# TASK INSTRUCTIONS:
Where in the data below does the word "country" appear? Copy every line that has it.

# THE RECORDS:
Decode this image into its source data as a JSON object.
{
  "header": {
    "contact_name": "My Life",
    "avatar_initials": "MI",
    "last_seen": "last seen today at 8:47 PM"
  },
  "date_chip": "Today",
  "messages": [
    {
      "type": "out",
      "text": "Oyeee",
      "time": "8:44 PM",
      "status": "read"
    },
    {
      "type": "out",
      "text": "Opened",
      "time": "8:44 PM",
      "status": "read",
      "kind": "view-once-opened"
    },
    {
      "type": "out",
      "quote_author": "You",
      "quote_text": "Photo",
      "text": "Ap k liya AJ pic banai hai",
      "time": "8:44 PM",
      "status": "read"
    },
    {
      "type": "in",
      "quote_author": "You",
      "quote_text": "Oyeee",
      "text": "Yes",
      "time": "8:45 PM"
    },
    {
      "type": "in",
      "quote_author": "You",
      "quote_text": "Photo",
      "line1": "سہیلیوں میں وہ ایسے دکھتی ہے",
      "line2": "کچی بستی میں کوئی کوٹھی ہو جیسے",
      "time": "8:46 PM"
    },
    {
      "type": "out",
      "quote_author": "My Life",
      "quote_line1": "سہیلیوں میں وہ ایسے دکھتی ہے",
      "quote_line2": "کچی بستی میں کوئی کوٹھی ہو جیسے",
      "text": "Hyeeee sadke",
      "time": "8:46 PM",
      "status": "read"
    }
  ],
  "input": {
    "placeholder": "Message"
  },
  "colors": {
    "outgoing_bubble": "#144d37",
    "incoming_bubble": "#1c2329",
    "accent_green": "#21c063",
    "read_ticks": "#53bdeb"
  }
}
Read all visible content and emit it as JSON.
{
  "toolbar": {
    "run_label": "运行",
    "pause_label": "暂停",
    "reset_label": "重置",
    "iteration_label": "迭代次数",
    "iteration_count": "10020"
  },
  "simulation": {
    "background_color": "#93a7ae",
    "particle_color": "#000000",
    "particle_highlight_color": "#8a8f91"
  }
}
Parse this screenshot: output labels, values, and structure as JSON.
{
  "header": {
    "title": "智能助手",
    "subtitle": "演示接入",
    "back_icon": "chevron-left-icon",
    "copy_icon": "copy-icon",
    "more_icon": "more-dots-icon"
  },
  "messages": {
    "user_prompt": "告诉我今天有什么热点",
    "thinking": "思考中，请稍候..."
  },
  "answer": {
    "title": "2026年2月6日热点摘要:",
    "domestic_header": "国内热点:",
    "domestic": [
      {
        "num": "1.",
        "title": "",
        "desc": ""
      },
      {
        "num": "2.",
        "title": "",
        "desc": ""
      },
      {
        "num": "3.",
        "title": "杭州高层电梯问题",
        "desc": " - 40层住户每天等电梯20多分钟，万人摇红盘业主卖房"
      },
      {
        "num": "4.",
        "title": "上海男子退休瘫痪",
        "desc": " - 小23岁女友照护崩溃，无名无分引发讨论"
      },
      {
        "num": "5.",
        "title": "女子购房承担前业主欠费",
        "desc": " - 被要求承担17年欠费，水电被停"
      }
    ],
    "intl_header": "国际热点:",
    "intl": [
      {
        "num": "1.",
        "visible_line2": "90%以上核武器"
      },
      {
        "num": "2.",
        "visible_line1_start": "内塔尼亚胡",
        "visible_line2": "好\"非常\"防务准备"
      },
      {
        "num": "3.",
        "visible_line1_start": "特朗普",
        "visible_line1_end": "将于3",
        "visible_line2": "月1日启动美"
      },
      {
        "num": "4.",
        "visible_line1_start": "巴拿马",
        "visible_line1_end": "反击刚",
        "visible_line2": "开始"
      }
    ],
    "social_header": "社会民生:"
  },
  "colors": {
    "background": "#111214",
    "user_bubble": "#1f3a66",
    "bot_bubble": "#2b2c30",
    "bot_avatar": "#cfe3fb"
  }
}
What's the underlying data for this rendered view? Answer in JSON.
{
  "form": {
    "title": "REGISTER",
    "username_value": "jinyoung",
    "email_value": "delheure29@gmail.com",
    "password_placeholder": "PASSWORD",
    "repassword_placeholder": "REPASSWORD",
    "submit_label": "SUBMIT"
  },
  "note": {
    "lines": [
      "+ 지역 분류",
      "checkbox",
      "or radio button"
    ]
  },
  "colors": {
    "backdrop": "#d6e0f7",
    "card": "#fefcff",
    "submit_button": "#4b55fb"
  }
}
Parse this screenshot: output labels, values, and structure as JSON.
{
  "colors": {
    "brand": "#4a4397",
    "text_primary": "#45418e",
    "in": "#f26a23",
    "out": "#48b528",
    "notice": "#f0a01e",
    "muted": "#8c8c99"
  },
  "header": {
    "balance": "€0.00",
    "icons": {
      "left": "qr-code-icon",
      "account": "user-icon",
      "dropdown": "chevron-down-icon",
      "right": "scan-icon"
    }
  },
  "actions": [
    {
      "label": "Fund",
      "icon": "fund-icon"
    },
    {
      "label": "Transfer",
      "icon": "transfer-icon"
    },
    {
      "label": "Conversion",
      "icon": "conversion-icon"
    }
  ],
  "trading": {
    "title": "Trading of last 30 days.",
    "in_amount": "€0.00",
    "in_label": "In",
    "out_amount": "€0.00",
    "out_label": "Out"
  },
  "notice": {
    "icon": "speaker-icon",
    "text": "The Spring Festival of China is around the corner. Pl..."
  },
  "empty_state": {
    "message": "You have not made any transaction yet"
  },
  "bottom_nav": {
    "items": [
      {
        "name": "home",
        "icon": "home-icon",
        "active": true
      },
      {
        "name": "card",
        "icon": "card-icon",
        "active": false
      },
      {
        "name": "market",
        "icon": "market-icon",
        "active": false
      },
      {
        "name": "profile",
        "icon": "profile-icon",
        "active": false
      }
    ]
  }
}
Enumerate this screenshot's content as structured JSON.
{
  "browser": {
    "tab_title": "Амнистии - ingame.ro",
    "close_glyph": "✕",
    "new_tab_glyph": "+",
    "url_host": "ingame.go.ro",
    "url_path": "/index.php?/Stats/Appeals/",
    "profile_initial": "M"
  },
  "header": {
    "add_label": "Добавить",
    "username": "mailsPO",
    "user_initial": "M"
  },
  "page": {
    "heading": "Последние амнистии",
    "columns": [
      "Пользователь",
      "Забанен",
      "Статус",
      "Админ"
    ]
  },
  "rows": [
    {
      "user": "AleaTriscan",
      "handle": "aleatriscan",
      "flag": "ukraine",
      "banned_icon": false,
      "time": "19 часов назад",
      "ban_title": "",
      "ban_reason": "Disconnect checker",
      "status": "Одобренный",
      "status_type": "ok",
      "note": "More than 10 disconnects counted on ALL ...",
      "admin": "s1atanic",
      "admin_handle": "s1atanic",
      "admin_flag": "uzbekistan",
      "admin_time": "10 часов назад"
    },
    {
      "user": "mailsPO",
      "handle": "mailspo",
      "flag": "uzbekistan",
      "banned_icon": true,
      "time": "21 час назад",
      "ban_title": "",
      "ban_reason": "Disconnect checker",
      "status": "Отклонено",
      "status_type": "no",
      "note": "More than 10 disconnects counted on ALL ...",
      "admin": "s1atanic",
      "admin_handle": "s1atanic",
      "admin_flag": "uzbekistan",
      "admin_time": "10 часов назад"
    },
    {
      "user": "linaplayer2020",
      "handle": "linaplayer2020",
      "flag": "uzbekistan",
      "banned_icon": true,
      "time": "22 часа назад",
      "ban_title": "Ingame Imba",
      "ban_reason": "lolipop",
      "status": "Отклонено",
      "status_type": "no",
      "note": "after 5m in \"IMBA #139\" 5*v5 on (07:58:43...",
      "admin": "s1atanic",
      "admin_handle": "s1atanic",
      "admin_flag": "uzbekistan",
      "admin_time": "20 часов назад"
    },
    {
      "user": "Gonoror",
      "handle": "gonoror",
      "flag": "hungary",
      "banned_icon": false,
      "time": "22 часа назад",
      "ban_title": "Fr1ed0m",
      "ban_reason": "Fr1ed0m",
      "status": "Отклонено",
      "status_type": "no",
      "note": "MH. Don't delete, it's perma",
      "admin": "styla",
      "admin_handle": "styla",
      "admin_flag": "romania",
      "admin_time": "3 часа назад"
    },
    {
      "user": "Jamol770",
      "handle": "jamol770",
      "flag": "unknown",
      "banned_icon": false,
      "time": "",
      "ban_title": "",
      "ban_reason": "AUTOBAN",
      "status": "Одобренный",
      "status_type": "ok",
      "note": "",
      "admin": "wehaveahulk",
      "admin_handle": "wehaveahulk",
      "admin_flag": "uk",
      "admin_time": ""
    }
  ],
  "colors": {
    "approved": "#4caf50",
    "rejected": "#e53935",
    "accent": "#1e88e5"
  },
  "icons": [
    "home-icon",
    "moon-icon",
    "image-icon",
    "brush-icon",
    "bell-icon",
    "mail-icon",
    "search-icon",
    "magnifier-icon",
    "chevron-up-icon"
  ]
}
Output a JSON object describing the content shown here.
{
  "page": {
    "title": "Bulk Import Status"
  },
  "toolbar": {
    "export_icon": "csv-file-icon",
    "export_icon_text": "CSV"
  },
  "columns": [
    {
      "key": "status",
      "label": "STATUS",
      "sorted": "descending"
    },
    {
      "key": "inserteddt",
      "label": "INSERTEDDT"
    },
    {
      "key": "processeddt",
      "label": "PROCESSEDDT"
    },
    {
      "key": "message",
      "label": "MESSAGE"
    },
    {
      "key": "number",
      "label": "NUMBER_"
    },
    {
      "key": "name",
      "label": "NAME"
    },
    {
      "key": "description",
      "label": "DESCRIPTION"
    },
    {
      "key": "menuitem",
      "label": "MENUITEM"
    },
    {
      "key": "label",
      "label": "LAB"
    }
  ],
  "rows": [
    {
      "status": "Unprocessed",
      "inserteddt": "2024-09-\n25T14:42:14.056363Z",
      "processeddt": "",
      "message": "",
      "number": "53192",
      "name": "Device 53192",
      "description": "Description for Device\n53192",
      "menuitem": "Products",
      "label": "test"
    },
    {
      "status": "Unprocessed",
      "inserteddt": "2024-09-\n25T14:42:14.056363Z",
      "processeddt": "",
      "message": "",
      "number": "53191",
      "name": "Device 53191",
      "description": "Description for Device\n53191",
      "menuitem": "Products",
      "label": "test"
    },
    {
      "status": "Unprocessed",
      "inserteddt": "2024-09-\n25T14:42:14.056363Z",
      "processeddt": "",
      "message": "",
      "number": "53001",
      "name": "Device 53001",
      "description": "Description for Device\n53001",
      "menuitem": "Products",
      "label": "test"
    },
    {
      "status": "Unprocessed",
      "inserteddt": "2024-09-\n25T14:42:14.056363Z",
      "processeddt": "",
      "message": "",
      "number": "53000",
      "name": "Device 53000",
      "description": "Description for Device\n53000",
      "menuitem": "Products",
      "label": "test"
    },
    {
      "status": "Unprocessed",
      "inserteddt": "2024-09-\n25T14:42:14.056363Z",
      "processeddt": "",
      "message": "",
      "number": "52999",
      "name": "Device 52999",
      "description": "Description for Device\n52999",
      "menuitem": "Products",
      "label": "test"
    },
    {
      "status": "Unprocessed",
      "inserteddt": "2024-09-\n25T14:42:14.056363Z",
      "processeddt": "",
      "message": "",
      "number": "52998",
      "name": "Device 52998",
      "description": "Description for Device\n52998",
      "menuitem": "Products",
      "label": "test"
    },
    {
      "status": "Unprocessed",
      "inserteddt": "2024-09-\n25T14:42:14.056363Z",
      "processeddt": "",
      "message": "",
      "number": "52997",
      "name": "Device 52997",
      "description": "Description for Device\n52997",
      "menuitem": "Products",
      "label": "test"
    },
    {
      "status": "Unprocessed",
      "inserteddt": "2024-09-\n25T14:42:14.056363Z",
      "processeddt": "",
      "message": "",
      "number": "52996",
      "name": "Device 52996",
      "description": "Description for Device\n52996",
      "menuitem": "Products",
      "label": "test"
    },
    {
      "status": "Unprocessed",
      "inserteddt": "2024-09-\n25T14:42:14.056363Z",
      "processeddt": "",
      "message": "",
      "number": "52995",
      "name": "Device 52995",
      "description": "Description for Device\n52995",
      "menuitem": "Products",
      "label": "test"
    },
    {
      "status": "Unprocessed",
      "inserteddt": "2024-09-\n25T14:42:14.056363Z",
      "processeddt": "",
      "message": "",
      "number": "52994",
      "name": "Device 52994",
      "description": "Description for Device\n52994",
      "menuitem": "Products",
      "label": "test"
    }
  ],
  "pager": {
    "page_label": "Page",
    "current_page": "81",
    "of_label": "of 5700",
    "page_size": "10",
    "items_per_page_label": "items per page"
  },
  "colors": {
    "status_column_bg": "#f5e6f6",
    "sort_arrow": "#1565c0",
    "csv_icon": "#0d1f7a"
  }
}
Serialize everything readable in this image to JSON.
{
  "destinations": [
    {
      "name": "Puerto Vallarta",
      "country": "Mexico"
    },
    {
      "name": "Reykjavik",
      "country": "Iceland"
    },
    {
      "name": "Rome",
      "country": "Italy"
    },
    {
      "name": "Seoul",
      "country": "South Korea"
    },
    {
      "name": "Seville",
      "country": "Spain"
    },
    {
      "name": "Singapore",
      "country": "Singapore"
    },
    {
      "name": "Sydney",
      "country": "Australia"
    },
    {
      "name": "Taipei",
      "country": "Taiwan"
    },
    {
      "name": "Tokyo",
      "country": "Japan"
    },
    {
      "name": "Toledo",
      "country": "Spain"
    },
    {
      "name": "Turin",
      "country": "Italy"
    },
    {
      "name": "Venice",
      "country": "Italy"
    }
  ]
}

# EXPECTED ANSWER:
      "country": "Mexico"
      "country": "Iceland"
      "country": "Italy"
      "country": "South Korea"
      "country": "Spain"
      "country": "Singapore"
      "country": "Australia"
      "country": "Taiwan"
      "country": "Japan"
      "country": "Spain"
      "country": "Italy"
      "country": "Italy"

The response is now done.